China's huge infrastructural investments in Africa, the frenzied welcome for Obama to East Africa and the planned visit by Pope Francis to Kenya, Uganda and the Central African Republic in November are further evidence of Africa rising.
This year is the deadline for MDGs, and the global community is set to come up with new set of development goals SGs in September at UN summit in New York. The Addis Ababa 3rd International Conference on Finance for Development held last week laid a foundation for further conversation on how to end extreme poverty and pursue the other post-MDG goals.
The newly signed Tripartite Free Trade agreement bears great opportunities, especially in the areas of information technology, agriculture, social and intellectual capital. However, as with previous and future agreements its success depends highly on political will and stability in the countries involved.
Development is often viewed as top-down: Principally the work of government, international actors and other institutions. This village on the Rwanda-Uganda provides a case for focus on the rural political economy as the engine of bottom-up sustainable development.
The argument pushed by Nkurunziza and his backers for a third presidential term is unconvincing. This, and the fact that many people have really not enjoyed the fruits of peace under his 10-year rule, is what has galvanized relentless opposition to the regime.
Many black South Africans are yet to enjoy the freedom dividend. This is the primary source of their frustration that needs to be addressed urgently. As one of Africa’s leading nations, the country should also intensify its efforts to realize the dream of pan-Africanism.
The Islamic militant group Boko haram, which has wreaked havoc in parts of Nigeria, influenced the outcome of this year’s presidential election. These terrorists must be eliminated as the first priority of the new administration, along with other urgent scourges such as endemic corruption.
In the quest for regional integration, it is helpful to look at some of the less known yet strategic locations such as Katuna for models of emulation and improvement. Katuna offers a model of integration from below.
Pope Francis has used his soft power to speak progressively against an international system that creates and maintains economic inequality and poverty.
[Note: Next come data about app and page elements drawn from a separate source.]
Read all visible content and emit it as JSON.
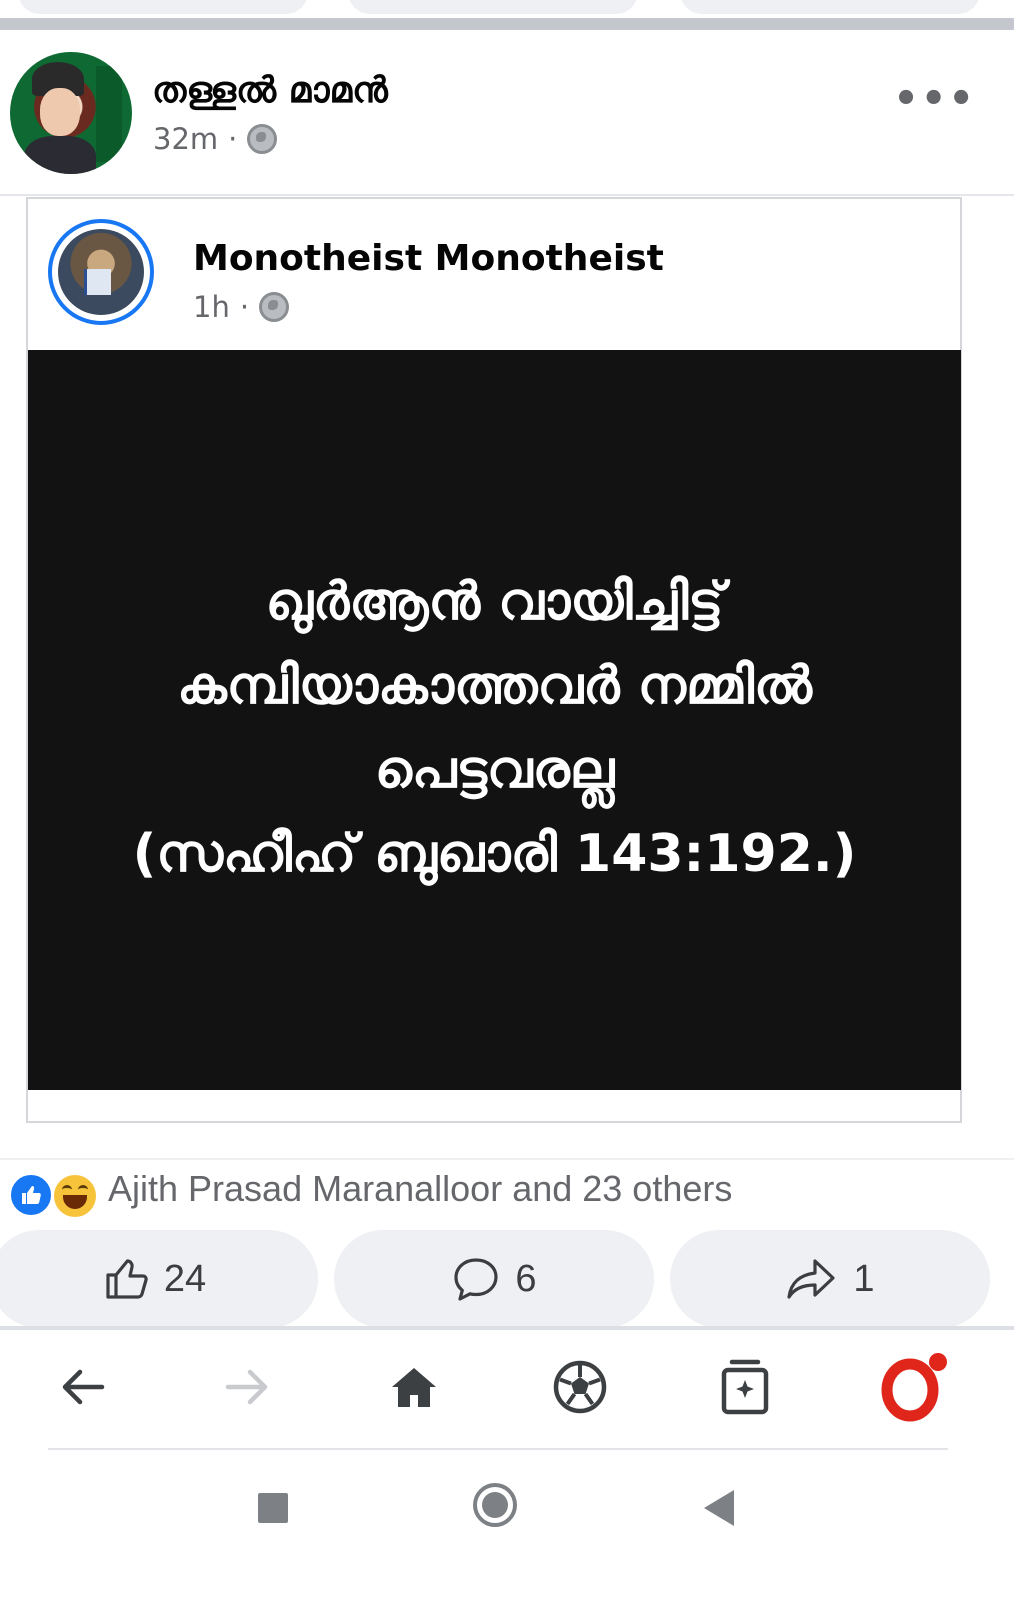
{
  "post": {
    "author": "തള്ളൽ മാമൻ",
    "time": "32m",
    "more_label": "•••"
  },
  "shared_post": {
    "author": "Monotheist Monotheist",
    "time": "1h",
    "quote_lines": [
      "ഖുർആൻ വായിച്ചിട്ട്",
      "കമ്പിയാകാത്തവർ നമ്മിൽ",
      "പെട്ടവരല്ല",
      "(സഹീഹ് ബുഖാരി 143:192.)"
    ]
  },
  "reactions": {
    "summary": "Ajith Prasad Maranalloor and 23 others"
  },
  "actions": {
    "like_count": "24",
    "comment_count": "6",
    "share_count": "1"
  },
  "browser_nav": {
    "items": [
      "back-icon",
      "forward-icon",
      "home-icon",
      "football-icon",
      "tabs-icon",
      "opera-menu-icon"
    ]
  },
  "colors": {
    "brand_blue": "#1877f2",
    "opera_red": "#e0261b",
    "post_background": "#121212"
  }
}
This year the pope is expected to travel to Africa - a much needed visit for Africans of all faiths as it will once again remind the world of persistent injustices as well as the vast potential of the continent.
Although the mission of Jesus on earth has always been understood as being spiritual, a closer look at his life and work exposes a social and political philosophy geared to building a better world for all people.